Input records section start
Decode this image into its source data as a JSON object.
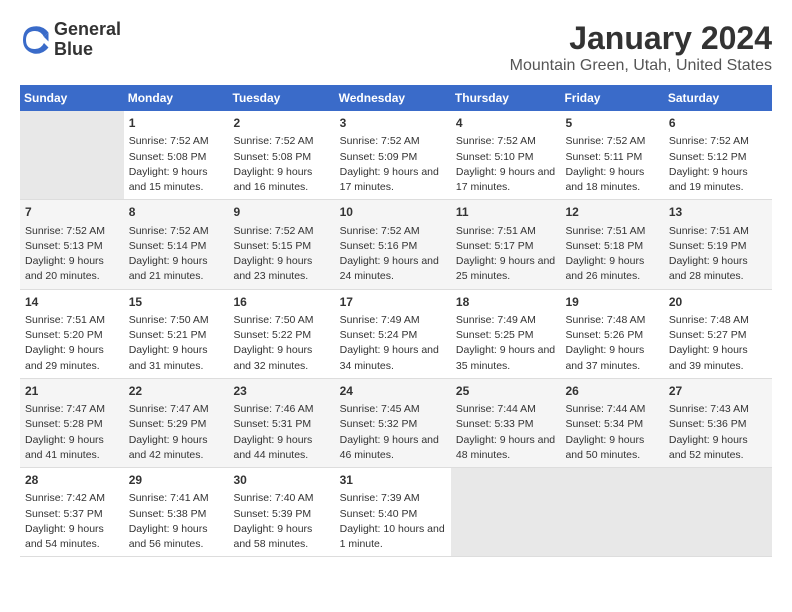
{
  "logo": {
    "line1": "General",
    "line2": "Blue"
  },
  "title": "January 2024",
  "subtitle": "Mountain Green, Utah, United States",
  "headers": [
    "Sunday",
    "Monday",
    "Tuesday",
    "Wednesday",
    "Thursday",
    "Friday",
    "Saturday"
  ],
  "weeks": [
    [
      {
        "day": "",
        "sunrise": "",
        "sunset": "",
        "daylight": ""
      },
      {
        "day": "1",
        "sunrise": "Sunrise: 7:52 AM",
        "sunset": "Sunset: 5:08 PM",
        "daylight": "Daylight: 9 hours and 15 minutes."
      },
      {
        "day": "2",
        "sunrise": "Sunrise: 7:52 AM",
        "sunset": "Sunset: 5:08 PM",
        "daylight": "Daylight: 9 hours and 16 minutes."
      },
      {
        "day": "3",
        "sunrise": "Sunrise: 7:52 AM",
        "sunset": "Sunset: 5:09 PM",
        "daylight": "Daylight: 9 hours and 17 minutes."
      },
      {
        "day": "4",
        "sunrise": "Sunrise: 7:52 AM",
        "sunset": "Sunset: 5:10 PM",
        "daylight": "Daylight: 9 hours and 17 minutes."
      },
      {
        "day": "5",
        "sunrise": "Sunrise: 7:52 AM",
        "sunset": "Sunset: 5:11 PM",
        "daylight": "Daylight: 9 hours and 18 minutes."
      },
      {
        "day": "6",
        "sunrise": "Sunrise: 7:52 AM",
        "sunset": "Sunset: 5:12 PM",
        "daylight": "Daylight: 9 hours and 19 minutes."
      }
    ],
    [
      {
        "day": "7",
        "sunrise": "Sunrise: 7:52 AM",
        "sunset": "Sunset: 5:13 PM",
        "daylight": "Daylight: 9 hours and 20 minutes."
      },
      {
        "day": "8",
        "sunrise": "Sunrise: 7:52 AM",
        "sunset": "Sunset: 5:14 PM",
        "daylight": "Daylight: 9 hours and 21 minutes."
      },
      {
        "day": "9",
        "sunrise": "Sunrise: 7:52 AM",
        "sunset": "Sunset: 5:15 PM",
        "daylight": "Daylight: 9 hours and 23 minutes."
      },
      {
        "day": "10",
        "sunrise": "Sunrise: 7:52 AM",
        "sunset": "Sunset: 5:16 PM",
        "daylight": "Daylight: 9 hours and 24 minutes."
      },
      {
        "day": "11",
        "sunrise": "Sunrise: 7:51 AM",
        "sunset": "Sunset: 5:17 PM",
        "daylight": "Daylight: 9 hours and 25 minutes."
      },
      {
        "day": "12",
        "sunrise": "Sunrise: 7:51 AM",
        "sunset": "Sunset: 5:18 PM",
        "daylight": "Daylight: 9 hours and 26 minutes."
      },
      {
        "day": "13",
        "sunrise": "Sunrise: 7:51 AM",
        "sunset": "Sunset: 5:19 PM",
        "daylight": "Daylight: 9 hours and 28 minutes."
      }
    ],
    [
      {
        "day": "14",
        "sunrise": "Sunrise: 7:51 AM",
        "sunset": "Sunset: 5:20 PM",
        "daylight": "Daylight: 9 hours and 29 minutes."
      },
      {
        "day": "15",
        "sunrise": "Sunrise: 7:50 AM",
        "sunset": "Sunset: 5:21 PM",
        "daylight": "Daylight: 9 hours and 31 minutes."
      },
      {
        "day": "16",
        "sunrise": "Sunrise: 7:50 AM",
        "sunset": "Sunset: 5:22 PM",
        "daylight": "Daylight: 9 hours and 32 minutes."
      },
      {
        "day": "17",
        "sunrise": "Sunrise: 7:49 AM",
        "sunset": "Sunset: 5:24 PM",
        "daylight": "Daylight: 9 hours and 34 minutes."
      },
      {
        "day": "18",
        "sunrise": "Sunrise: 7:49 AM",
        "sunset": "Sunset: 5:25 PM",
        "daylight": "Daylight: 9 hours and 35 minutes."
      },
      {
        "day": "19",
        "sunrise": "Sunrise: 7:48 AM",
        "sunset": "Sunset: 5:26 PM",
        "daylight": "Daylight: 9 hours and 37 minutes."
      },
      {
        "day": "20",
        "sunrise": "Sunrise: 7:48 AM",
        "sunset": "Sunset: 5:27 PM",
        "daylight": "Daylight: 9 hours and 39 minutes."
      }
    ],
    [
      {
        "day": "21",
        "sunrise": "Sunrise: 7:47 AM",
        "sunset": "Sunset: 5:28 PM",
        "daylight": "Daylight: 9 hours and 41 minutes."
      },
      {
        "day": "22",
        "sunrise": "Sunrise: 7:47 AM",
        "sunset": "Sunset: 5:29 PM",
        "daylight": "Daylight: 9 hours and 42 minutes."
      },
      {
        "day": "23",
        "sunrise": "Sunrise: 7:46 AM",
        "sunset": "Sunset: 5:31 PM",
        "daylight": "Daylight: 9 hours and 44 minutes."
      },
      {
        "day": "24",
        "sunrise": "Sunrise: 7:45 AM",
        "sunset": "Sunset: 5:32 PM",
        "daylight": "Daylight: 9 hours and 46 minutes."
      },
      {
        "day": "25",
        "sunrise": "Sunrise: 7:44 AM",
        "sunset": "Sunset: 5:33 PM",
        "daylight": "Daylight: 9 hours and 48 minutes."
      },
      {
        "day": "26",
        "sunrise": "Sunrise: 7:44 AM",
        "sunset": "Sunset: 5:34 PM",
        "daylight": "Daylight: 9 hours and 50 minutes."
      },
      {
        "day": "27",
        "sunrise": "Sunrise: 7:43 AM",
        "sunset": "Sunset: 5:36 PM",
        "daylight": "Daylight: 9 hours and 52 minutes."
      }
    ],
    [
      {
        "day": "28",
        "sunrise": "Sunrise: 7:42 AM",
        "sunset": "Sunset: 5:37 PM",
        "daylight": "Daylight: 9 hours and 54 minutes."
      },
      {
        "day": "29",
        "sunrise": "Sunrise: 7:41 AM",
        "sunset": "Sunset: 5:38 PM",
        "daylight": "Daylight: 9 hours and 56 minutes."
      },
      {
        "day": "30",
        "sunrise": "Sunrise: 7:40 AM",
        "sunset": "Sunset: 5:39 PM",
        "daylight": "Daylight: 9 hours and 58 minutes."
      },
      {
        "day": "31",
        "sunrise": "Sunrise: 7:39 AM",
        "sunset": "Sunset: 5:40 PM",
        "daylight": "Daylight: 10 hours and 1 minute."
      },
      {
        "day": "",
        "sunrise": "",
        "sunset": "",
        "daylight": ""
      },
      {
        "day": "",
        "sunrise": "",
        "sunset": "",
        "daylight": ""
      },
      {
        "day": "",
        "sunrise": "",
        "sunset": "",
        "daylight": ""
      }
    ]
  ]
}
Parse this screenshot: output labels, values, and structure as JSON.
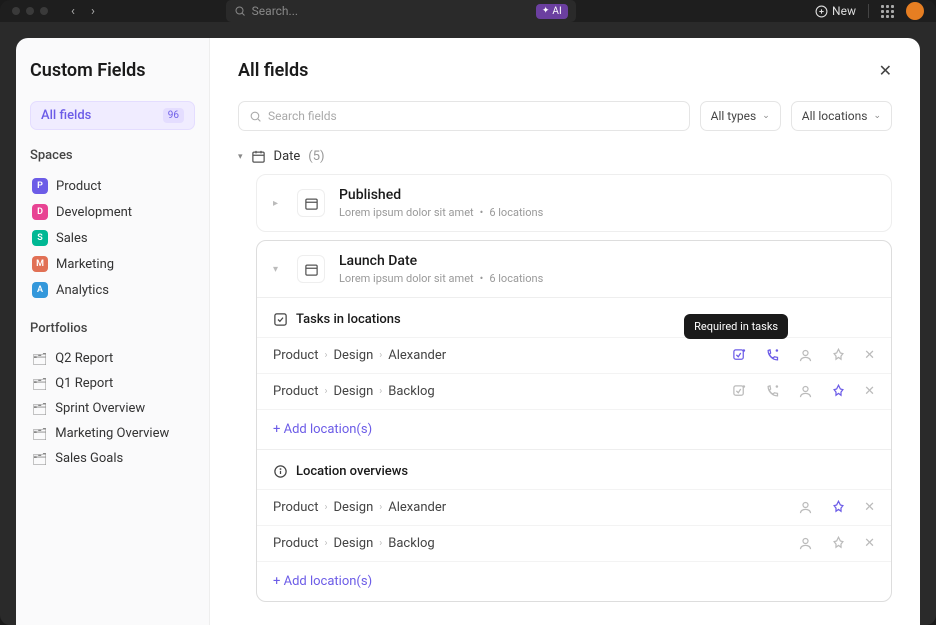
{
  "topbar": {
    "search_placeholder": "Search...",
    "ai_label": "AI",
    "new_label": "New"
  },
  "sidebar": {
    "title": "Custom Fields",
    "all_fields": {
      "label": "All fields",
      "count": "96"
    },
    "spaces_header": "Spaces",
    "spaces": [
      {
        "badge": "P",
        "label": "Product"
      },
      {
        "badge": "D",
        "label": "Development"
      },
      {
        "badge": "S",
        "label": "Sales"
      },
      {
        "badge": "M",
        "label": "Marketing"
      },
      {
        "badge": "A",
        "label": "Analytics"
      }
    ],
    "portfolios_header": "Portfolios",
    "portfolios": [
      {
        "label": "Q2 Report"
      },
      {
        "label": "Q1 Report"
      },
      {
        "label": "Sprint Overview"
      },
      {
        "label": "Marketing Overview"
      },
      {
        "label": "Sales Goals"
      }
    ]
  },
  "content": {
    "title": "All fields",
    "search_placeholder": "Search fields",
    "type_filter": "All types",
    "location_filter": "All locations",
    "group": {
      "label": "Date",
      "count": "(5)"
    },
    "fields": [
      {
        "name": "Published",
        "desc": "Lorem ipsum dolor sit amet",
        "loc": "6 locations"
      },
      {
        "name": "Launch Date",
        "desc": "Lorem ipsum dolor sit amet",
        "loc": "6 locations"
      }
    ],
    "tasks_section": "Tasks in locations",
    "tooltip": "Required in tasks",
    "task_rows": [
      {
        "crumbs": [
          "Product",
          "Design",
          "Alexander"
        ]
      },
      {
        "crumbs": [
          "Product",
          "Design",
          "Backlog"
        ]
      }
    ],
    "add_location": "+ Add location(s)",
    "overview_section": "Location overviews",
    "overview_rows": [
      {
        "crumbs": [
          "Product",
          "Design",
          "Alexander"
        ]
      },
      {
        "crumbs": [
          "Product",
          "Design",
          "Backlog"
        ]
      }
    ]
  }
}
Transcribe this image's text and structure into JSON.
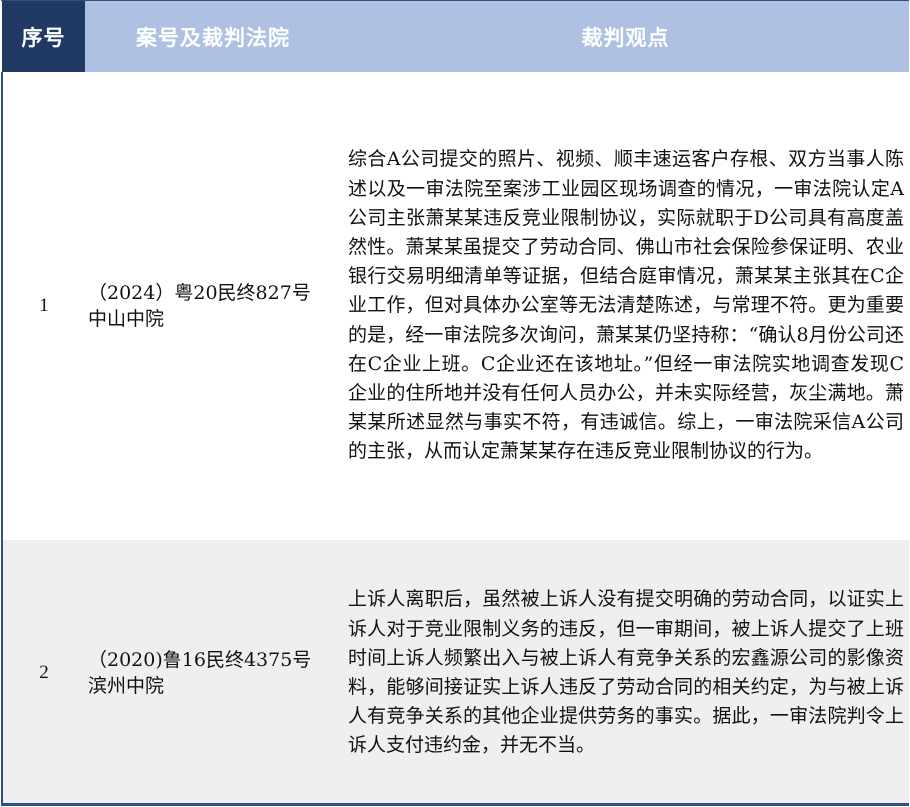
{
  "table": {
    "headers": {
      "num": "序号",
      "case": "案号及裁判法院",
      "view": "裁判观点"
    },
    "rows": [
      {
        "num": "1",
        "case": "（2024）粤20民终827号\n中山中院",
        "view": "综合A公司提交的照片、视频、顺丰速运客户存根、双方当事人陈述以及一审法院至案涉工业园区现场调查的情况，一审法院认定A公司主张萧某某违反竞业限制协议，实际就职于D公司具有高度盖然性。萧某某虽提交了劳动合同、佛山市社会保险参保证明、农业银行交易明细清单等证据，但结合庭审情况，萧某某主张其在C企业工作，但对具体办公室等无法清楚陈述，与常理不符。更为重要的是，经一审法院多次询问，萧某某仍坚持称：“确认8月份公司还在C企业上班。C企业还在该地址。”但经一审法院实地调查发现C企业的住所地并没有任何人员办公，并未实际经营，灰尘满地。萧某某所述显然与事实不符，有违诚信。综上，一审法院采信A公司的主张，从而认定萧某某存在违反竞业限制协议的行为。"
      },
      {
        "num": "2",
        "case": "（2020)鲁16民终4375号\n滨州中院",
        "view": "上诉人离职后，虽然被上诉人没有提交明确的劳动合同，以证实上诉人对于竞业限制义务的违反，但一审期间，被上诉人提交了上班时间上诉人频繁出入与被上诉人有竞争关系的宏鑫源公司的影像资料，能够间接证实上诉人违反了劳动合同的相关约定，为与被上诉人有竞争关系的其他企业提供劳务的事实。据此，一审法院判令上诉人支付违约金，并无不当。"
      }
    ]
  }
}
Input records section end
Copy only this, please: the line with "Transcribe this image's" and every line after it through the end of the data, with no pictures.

Transcribe this image's text and structure into JSON.
{
  "table": {
    "headers": {
      "num": "序号",
      "case": "案号及裁判法院",
      "view": "裁判观点"
    },
    "rows": [
      {
        "num": "1",
        "case": "（2024）粤20民终827号\n中山中院",
        "view": "综合A公司提交的照片、视频、顺丰速运客户存根、双方当事人陈述以及一审法院至案涉工业园区现场调查的情况，一审法院认定A公司主张萧某某违反竞业限制协议，实际就职于D公司具有高度盖然性。萧某某虽提交了劳动合同、佛山市社会保险参保证明、农业银行交易明细清单等证据，但结合庭审情况，萧某某主张其在C企业工作，但对具体办公室等无法清楚陈述，与常理不符。更为重要的是，经一审法院多次询问，萧某某仍坚持称：“确认8月份公司还在C企业上班。C企业还在该地址。”但经一审法院实地调查发现C企业的住所地并没有任何人员办公，并未实际经营，灰尘满地。萧某某所述显然与事实不符，有违诚信。综上，一审法院采信A公司的主张，从而认定萧某某存在违反竞业限制协议的行为。"
      },
      {
        "num": "2",
        "case": "（2020)鲁16民终4375号\n滨州中院",
        "view": "上诉人离职后，虽然被上诉人没有提交明确的劳动合同，以证实上诉人对于竞业限制义务的违反，但一审期间，被上诉人提交了上班时间上诉人频繁出入与被上诉人有竞争关系的宏鑫源公司的影像资料，能够间接证实上诉人违反了劳动合同的相关约定，为与被上诉人有竞争关系的其他企业提供劳务的事实。据此，一审法院判令上诉人支付违约金，并无不当。"
      }
    ]
  }
}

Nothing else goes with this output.